Data to process below:
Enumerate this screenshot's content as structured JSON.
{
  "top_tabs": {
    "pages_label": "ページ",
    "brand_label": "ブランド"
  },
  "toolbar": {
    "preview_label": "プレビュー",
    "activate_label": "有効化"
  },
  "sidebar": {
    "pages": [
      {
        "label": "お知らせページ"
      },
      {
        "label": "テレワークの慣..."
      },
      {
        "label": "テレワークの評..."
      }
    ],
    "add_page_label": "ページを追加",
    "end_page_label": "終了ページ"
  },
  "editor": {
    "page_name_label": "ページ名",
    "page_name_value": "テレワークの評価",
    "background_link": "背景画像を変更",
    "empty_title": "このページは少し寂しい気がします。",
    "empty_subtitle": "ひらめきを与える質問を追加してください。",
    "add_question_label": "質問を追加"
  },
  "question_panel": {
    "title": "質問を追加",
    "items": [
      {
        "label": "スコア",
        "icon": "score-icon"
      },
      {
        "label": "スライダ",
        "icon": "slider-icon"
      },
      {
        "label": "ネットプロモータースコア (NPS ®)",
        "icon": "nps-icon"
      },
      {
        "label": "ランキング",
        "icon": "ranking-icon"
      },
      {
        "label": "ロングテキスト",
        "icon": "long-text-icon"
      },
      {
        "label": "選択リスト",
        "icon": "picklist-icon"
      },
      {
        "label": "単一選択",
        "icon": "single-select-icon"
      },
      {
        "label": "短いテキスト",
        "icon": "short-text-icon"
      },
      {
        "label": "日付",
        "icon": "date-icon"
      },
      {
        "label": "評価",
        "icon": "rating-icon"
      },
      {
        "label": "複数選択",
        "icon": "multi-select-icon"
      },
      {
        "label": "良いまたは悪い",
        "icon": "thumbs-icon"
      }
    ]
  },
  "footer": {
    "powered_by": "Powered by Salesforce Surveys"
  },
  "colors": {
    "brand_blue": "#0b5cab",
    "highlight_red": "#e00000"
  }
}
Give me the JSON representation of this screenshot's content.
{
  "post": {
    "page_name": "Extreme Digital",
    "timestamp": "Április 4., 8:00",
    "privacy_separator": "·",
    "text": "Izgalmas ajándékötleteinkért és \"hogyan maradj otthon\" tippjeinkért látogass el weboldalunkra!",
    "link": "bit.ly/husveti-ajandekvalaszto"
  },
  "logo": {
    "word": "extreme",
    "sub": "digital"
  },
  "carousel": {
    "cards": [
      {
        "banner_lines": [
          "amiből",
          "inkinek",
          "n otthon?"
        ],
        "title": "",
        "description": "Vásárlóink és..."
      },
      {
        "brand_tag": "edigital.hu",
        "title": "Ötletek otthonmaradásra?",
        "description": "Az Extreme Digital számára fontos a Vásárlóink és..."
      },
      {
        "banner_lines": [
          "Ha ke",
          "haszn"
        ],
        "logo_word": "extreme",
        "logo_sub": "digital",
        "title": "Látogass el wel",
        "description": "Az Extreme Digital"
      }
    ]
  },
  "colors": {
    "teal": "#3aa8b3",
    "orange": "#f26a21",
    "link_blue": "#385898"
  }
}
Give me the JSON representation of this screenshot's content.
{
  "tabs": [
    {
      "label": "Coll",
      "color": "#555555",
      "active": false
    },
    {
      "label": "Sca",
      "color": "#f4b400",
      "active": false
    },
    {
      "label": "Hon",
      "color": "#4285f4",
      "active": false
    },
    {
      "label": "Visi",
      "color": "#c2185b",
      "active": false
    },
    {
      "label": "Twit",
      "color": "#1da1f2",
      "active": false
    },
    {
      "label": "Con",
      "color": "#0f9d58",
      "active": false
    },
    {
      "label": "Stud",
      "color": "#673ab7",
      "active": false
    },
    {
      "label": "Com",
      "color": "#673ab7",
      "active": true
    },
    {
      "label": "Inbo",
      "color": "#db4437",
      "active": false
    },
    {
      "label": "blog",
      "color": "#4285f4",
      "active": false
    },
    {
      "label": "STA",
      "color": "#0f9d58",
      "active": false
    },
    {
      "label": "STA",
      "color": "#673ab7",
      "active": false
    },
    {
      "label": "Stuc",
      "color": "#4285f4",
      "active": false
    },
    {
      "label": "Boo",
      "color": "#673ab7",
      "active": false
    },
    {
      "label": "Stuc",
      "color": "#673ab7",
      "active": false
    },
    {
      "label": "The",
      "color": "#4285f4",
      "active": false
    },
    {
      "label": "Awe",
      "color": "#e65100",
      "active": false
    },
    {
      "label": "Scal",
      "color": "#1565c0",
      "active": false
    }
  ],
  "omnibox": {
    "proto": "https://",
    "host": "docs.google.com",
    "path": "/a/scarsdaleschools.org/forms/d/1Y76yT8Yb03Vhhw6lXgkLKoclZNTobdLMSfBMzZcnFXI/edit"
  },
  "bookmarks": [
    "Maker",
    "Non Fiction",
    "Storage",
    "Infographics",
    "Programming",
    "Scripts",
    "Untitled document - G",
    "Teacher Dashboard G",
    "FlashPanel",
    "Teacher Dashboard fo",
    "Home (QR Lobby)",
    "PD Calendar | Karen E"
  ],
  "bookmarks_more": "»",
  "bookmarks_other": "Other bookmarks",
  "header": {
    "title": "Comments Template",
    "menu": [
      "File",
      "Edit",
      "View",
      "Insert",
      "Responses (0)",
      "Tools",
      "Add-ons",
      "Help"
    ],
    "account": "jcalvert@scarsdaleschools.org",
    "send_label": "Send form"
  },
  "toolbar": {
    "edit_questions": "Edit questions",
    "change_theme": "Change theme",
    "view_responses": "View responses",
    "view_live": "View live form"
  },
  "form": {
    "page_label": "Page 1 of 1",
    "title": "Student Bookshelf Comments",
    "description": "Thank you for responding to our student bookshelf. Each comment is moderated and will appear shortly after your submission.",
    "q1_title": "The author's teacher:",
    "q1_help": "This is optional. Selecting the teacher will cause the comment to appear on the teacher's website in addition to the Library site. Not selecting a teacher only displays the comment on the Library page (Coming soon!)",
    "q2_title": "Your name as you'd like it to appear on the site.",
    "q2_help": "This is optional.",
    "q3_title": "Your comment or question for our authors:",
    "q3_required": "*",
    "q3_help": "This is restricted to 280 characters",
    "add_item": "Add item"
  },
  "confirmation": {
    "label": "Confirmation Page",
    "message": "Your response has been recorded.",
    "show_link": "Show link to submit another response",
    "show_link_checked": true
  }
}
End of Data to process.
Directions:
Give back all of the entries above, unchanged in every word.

Task result:
Enumerate this screenshot's content as structured JSON.
{
  "top_tabs": {
    "pages_label": "ページ",
    "brand_label": "ブランド"
  },
  "toolbar": {
    "preview_label": "プレビュー",
    "activate_label": "有効化"
  },
  "sidebar": {
    "pages": [
      {
        "label": "お知らせページ"
      },
      {
        "label": "テレワークの慣..."
      },
      {
        "label": "テレワークの評..."
      }
    ],
    "add_page_label": "ページを追加",
    "end_page_label": "終了ページ"
  },
  "editor": {
    "page_name_label": "ページ名",
    "page_name_value": "テレワークの評価",
    "background_link": "背景画像を変更",
    "empty_title": "このページは少し寂しい気がします。",
    "empty_subtitle": "ひらめきを与える質問を追加してください。",
    "add_question_label": "質問を追加"
  },
  "question_panel": {
    "title": "質問を追加",
    "items": [
      {
        "label": "スコア",
        "icon": "score-icon"
      },
      {
        "label": "スライダ",
        "icon": "slider-icon"
      },
      {
        "label": "ネットプロモータースコア (NPS ®)",
        "icon": "nps-icon"
      },
      {
        "label": "ランキング",
        "icon": "ranking-icon"
      },
      {
        "label": "ロングテキスト",
        "icon": "long-text-icon"
      },
      {
        "label": "選択リスト",
        "icon": "picklist-icon"
      },
      {
        "label": "単一選択",
        "icon": "single-select-icon"
      },
      {
        "label": "短いテキスト",
        "icon": "short-text-icon"
      },
      {
        "label": "日付",
        "icon": "date-icon"
      },
      {
        "label": "評価",
        "icon": "rating-icon"
      },
      {
        "label": "複数選択",
        "icon": "multi-select-icon"
      },
      {
        "label": "良いまたは悪い",
        "icon": "thumbs-icon"
      }
    ]
  },
  "footer": {
    "powered_by": "Powered by Salesforce Surveys"
  },
  "colors": {
    "brand_blue": "#0b5cab",
    "highlight_red": "#e00000"
  }
}
Give me the JSON representation of this screenshot's content.
{
  "post": {
    "page_name": "Extreme Digital",
    "timestamp": "Április 4., 8:00",
    "privacy_separator": "·",
    "text": "Izgalmas ajándékötleteinkért és \"hogyan maradj otthon\" tippjeinkért látogass el weboldalunkra!",
    "link": "bit.ly/husveti-ajandekvalaszto"
  },
  "logo": {
    "word": "extreme",
    "sub": "digital"
  },
  "carousel": {
    "cards": [
      {
        "banner_lines": [
          "amiből",
          "inkinek",
          "n otthon?"
        ],
        "title": "",
        "description": "Vásárlóink és..."
      },
      {
        "brand_tag": "edigital.hu",
        "title": "Ötletek otthonmaradásra?",
        "description": "Az Extreme Digital számára fontos a Vásárlóink és..."
      },
      {
        "banner_lines": [
          "Ha ke",
          "haszn"
        ],
        "logo_word": "extreme",
        "logo_sub": "digital",
        "title": "Látogass el wel",
        "description": "Az Extreme Digital"
      }
    ]
  },
  "colors": {
    "teal": "#3aa8b3",
    "orange": "#f26a21",
    "link_blue": "#385898"
  }
}
Give me the JSON representation of this screenshot's content.
{
  "tabs": [
    {
      "label": "Coll",
      "color": "#555555",
      "active": false
    },
    {
      "label": "Sca",
      "color": "#f4b400",
      "active": false
    },
    {
      "label": "Hon",
      "color": "#4285f4",
      "active": false
    },
    {
      "label": "Visi",
      "color": "#c2185b",
      "active": false
    },
    {
      "label": "Twit",
      "color": "#1da1f2",
      "active": false
    },
    {
      "label": "Con",
      "color": "#0f9d58",
      "active": false
    },
    {
      "label": "Stud",
      "color": "#673ab7",
      "active": false
    },
    {
      "label": "Com",
      "color": "#673ab7",
      "active": true
    },
    {
      "label": "Inbo",
      "color": "#db4437",
      "active": false
    },
    {
      "label": "blog",
      "color": "#4285f4",
      "active": false
    },
    {
      "label": "STA",
      "color": "#0f9d58",
      "active": false
    },
    {
      "label": "STA",
      "color": "#673ab7",
      "active": false
    },
    {
      "label": "Stuc",
      "color": "#4285f4",
      "active": false
    },
    {
      "label": "Boo",
      "color": "#673ab7",
      "active": false
    },
    {
      "label": "Stuc",
      "color": "#673ab7",
      "active": false
    },
    {
      "label": "The",
      "color": "#4285f4",
      "active": false
    },
    {
      "label": "Awe",
      "color": "#e65100",
      "active": false
    },
    {
      "label": "Scal",
      "color": "#1565c0",
      "active": false
    }
  ],
  "omnibox": {
    "proto": "https://",
    "host": "docs.google.com",
    "path": "/a/scarsdaleschools.org/forms/d/1Y76yT8Yb03Vhhw6lXgkLKoclZNTobdLMSfBMzZcnFXI/edit"
  },
  "bookmarks": [
    "Maker",
    "Non Fiction",
    "Storage",
    "Infographics",
    "Programming",
    "Scripts",
    "Untitled document - G",
    "Teacher Dashboard G",
    "FlashPanel",
    "Teacher Dashboard fo",
    "Home (QR Lobby)",
    "PD Calendar | Karen E"
  ],
  "bookmarks_more": "»",
  "bookmarks_other": "Other bookmarks",
  "header": {
    "title": "Comments Template",
    "menu": [
      "File",
      "Edit",
      "View",
      "Insert",
      "Responses (0)",
      "Tools",
      "Add-ons",
      "Help"
    ],
    "account": "jcalvert@scarsdaleschools.org",
    "send_label": "Send form"
  },
  "toolbar": {
    "edit_questions": "Edit questions",
    "change_theme": "Change theme",
    "view_responses": "View responses",
    "view_live": "View live form"
  },
  "form": {
    "page_label": "Page 1 of 1",
    "title": "Student Bookshelf Comments",
    "description": "Thank you for responding to our student bookshelf. Each comment is moderated and will appear shortly after your submission.",
    "q1_title": "The author's teacher:",
    "q1_help": "This is optional. Selecting the teacher will cause the comment to appear on the teacher's website in addition to the Library site. Not selecting a teacher only displays the comment on the Library page (Coming soon!)",
    "q2_title": "Your name as you'd like it to appear on the site.",
    "q2_help": "This is optional.",
    "q3_title": "Your comment or question for our authors:",
    "q3_required": "*",
    "q3_help": "This is restricted to 280 characters",
    "add_item": "Add item"
  },
  "confirmation": {
    "label": "Confirmation Page",
    "message": "Your response has been recorded.",
    "show_link": "Show link to submit another response",
    "show_link_checked": true
  }
}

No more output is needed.